Stem Cell Treatments for Autism are currently available at ASCI
About a third to a half of individuals with autism do not develop enough natural speech to meet their daily communication needs. Differences in communication may be present from the first year of life, and may include delayed onset of babbling, unusual gestures, diminished responsiveness, and vocal patterns that are not synchronized with the caregiver. In the second and third years, autistic children have less frequent and less diverse babbling, consonants, words, and word combinations; their gestures are less often integrated with words. Autistic children are less likely to make requests or share experiences, and are more likely to simply repeat others' words (echolalia) or reverse pronouns. Joint attention seems to be necessary for functional speech, and deficits in joint attention seem to distinguish infants with ASD. for example, they may look at a pointing hand instead of the pointed-at object, and they consistently fail to point at objects in order to comment on or share an experience. Autistic children may have difficulty with imaginative play and with developing symbols into language.

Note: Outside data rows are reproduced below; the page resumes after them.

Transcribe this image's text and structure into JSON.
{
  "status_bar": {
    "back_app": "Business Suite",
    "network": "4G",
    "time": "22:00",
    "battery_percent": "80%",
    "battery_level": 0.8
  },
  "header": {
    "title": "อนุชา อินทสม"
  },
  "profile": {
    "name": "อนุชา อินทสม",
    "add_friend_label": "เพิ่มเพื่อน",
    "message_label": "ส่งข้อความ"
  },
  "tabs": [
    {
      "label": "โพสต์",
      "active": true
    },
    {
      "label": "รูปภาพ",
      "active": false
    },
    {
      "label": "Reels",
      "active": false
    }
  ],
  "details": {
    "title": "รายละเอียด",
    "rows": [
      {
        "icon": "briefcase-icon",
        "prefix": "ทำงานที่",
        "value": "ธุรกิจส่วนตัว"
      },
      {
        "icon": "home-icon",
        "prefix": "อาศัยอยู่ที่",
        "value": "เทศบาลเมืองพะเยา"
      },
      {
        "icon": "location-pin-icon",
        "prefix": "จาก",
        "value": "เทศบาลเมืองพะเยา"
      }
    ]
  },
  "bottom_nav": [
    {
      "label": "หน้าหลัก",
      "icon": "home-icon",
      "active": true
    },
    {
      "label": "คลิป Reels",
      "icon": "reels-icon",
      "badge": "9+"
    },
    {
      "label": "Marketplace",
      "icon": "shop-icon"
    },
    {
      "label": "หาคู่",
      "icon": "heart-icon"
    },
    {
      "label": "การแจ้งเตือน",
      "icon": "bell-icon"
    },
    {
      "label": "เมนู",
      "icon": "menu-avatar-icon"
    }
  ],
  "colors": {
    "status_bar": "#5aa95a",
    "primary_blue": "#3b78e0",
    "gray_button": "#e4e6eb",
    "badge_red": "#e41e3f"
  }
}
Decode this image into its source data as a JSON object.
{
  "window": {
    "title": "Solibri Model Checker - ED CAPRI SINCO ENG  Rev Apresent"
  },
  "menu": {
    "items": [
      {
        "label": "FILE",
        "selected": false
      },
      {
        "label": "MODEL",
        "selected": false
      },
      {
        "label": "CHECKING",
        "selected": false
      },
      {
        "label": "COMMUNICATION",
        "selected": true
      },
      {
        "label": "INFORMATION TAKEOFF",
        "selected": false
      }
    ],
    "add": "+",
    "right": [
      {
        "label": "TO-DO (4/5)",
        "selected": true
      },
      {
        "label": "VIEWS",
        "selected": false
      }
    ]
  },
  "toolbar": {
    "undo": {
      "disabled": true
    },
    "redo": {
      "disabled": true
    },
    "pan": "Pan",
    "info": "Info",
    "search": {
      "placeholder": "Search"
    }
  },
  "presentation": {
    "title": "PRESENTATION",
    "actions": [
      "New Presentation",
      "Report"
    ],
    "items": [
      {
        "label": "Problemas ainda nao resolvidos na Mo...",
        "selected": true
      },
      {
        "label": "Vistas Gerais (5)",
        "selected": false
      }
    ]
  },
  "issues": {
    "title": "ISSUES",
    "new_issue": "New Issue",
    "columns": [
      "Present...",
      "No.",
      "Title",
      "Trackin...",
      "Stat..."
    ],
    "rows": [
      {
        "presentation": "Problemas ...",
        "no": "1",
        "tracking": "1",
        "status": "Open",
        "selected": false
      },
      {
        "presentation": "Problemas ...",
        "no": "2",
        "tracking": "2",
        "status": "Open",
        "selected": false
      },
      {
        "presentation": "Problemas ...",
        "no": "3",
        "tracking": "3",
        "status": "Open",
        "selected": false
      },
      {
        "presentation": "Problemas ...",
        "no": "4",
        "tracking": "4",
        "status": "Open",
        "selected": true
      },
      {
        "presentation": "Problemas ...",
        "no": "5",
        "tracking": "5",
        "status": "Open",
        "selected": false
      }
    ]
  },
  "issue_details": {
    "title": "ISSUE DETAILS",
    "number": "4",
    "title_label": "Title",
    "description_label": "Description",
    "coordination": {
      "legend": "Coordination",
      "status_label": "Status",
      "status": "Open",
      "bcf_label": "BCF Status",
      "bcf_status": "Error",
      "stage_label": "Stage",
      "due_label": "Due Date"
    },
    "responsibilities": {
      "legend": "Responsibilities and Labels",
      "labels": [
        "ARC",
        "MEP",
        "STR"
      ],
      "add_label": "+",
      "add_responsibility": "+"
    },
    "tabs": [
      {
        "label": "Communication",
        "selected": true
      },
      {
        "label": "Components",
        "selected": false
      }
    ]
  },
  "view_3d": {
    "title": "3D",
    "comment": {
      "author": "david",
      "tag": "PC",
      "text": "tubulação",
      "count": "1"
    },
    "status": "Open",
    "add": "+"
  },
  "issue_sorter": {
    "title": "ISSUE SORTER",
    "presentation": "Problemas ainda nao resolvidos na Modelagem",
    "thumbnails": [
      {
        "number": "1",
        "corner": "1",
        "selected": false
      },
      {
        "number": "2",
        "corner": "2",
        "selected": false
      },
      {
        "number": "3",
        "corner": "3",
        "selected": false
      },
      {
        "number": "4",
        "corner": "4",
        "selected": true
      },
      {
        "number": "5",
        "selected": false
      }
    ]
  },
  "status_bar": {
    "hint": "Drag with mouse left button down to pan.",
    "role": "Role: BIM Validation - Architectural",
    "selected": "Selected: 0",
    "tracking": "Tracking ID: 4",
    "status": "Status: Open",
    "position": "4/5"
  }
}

Forms of repetitive or restricted behavior (RBS-R):
- Stereotypy is repetitive movement, such as hand flapping, making sounds, head rolling, or body rocking.
- Compulsive behavior is intended and appears to follow rules, such as arranging objects in stacks or lines.
- Sameness is resistance to change; for example, insisting that the furniture not be moved or refusing to be interrupted.
- Ritualistic behavior involves an unvarying pattern of daily activities, such as an unchanging menu or a dressing ritual. This is closely associated with sameness and an independent validation has suggested combining the two factors.
- Restricted behavior is limited in focus, interest, or activity, such as preoccupation with a single television program, toy, or game.
- Self-injury includes movements that injure or can injure the person, such as eye poking, skin picking, hand biting, and head banging. A 2007 study reported that self-injury at some point affected about 30% of children with ASD.
No single repetitive or self-injurious behavior seems to be specific to autism, but only autism appears to have an elevated pattern of occurrence and severity of these behaviors.
Autism Case Study - STEM CELL AUTISM TREATMENT
Autism treatment studies and stem cell protocols:
A role of CPEB1 in the modulation of proliferation and neuronal maturation of rat primary neural progenitor cells.
Related Articles A role of CPEB1 in the modulation of proliferation and neuronal maturation of rat primary neural progenitor cells. Neurochem Res. 2013 Sep;38(9):1960-72 Authors: Kim KC, Kim JW, Choi CS, Han SY, Cheong JH, Han SH, Yang SI, Bahn GH, Shin CY Abstract Cytoplasmic polyadenylation binding protein 1 (CPEB1) is a RNA binding protein, which regulates translation of target mRNAs by regulating polyadenylation status. CPEB1 plays important roles in the regulation of germline cell development by modulating cell cycle progression through the polyadenylation of target mRNAs such as cyclin B1. Similar mechanism is reported in proliferating astrocytes by us, although CPEB1 is involved in the transport of target mRNAs as well as local translation at dendritic spines. In this study, we found the expression of CPEB1 in cultured rat primary neural progenitor cells (NPCs). EGF stimulation of cultured NPCs induced rapid phosphorylation of CPEB1, a hallmark of CPEB1-dependent translational control along with cyclin B1 polyadenylation and translation. EGF-induced activation of ERK1/2 and Aurora A kinase was responsible for CPEB1 phosphorylation. Pharmacological inhibition studies suggested that ERK1/2 is involved in the activation of Aurora A kinase and regulation of CPEB1 phosphorylation in cultured NPCs. Long-term incubation in EGF resulted in the down-regulation of CPEB1 expression, which further increased expression of cyclin B1 and cell cycle progression. When we down-regulated the expression of CPEB1 in NPCs by siRNA transfection, the proliferation of NPCs was increased. Increased NPCs proliferation by down-regulation of CPEB1 resulted in eventual up-regulation of neuronal differentiation with increase in both pre- and post-synaptic proteins. The results from the present study may suggest the importance of translational control in the regulation of neuronal development, an emerging concept in many neurodevelopmental and psychiatric disorders such as autism spectrum disorder. PMID: 23824559 [PubMed - indexed for MEDLINE]Read more...